I lay into Him.

Not in surrender, not in exhaustion. It’s adrenaline. I come out swinging.

Why do I have to do this? I demand. Why ask me to do this if I’m so terrible at it? What’s the point? And another thing…

For a long time, he just sits there, absorbing the blows. He knew all these questions were inside. When I take a breath in between questions, I feel his compassion — and maybe even his pleasure? — that I was finally coming out with it. That I was saying it all out loud. Loudly. Finally.

 

When I started wearying from the crying and the questions, He caught me. He held me. And then, He started telling me stories. He asked me to remember. He called to mind where I’ve been and where He’s brought me. And He did it so lovingly and it knocked the fight right out of me.

When I finally asked Why do I have to carry this burden?  He whispered it then.

Because, my sweet girl, you asked me for it.

He brings a long-forgotten song to my memory, and along with it the feeling, the desperate promise I’d made. How I had sung, with tears streaming down my face, before we even started down this road:

Heal my heart and make me clean
Open up my eyes to the things unseen
Show me how to love like you have loved me
Break my heart for what breaks yours
Everything I am for Your kingdom’s cause

As I walk from earth into eternity

And that’s when I finally surrender. When I see that he’s carried me and will carry me.

The promises come flooding into my mind then.

I will give you the strength you need.
I will carry you.
I won’t leave you alone in this.
I love you and I love Josie and no matter what happens, that won’t change.
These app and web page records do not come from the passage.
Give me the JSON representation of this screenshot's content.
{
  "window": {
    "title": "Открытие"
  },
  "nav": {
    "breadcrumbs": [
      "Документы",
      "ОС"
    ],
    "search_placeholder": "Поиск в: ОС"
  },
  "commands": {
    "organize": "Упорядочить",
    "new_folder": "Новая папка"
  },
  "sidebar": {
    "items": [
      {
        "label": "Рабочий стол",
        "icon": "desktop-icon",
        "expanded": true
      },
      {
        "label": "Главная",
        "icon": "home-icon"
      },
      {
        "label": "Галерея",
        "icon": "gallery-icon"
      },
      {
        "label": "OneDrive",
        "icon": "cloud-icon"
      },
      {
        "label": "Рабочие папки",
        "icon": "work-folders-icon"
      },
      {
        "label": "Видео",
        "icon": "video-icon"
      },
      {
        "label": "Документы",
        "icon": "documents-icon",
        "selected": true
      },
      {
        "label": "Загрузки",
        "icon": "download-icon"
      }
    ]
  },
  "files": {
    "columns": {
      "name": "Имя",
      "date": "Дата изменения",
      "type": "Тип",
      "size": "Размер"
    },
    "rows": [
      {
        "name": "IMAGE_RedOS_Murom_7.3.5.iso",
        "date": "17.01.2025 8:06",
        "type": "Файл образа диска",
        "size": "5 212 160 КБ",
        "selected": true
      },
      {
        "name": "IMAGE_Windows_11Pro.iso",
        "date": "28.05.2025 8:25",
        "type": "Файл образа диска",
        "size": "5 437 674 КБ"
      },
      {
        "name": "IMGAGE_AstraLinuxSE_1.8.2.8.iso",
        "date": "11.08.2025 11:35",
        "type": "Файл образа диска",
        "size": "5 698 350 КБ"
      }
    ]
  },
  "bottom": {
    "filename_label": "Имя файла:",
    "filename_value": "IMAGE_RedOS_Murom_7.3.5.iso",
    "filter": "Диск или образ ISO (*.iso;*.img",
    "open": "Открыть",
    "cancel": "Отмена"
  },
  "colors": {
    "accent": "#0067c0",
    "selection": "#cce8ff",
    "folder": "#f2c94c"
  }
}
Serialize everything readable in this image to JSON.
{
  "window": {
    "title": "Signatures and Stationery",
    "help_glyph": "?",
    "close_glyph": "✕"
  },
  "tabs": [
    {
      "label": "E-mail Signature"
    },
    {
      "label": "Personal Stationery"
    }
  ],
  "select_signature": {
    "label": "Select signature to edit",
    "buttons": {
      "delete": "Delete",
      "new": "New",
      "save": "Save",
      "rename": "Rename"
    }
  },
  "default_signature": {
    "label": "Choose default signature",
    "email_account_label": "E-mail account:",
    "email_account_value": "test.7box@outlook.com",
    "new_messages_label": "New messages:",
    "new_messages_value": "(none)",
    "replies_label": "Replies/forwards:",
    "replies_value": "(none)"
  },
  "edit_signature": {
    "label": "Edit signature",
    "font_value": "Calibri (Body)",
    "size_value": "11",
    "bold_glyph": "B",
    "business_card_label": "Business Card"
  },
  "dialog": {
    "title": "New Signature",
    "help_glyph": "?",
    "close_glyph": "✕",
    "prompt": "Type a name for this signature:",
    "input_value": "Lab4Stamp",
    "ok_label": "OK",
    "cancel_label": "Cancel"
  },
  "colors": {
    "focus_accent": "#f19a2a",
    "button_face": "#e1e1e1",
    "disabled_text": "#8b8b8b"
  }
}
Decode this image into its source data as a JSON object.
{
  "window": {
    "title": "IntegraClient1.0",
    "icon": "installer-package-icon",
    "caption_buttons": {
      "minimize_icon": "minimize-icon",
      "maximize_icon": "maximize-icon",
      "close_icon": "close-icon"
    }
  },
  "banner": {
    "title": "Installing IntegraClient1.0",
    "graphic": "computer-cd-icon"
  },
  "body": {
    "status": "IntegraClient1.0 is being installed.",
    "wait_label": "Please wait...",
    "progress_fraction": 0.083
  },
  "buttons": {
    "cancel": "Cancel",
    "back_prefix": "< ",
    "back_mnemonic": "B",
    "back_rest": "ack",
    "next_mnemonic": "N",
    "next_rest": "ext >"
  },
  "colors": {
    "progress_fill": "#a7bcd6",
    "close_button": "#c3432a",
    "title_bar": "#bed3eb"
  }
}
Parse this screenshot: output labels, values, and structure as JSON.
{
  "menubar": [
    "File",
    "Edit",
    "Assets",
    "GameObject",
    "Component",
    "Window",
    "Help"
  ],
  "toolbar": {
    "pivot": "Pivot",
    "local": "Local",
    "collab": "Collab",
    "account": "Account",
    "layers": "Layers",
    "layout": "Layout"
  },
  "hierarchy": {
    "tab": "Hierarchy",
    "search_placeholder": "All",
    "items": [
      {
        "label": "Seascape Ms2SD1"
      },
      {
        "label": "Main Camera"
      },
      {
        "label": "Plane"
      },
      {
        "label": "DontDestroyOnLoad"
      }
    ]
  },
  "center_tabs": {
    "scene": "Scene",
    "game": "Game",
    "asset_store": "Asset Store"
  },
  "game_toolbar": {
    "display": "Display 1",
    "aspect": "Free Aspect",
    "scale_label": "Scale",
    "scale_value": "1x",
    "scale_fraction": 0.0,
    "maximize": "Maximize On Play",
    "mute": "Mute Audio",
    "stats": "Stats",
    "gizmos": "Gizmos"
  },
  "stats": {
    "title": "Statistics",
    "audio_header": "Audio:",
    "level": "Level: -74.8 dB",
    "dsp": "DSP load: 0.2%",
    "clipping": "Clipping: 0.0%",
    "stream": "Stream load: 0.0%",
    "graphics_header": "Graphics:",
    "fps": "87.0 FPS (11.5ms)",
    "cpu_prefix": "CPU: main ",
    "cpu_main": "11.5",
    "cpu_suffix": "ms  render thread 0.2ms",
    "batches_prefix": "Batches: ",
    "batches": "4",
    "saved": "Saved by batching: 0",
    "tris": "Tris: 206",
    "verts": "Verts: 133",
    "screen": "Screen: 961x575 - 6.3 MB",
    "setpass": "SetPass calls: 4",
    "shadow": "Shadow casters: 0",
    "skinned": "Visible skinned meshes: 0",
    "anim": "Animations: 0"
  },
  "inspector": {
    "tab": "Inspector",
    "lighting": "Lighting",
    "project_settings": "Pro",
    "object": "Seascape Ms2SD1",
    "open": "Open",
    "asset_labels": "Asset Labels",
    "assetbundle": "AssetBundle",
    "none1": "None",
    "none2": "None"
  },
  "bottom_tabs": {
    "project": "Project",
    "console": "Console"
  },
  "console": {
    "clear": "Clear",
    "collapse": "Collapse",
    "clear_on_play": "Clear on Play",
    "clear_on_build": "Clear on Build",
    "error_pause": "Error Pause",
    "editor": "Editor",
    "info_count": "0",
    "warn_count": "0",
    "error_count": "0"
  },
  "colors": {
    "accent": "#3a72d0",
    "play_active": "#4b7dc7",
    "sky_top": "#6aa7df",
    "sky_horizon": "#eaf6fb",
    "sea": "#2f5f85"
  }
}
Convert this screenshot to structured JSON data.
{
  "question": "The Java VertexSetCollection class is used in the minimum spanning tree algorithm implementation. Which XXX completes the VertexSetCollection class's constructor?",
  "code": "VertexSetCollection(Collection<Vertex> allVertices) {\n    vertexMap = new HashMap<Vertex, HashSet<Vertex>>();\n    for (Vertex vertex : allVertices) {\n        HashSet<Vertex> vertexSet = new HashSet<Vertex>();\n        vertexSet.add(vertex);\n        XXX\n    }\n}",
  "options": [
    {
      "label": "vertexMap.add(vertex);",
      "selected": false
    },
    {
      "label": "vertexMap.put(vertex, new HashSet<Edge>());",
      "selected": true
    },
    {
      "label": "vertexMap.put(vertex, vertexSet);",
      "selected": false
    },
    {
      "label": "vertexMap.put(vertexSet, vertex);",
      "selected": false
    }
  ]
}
He stayed with me while I took the same worn road I take every time — all the way to the end of myself. And there, He showers grace, mercy, rest, compassion, love, love, love.

And I can finally rest.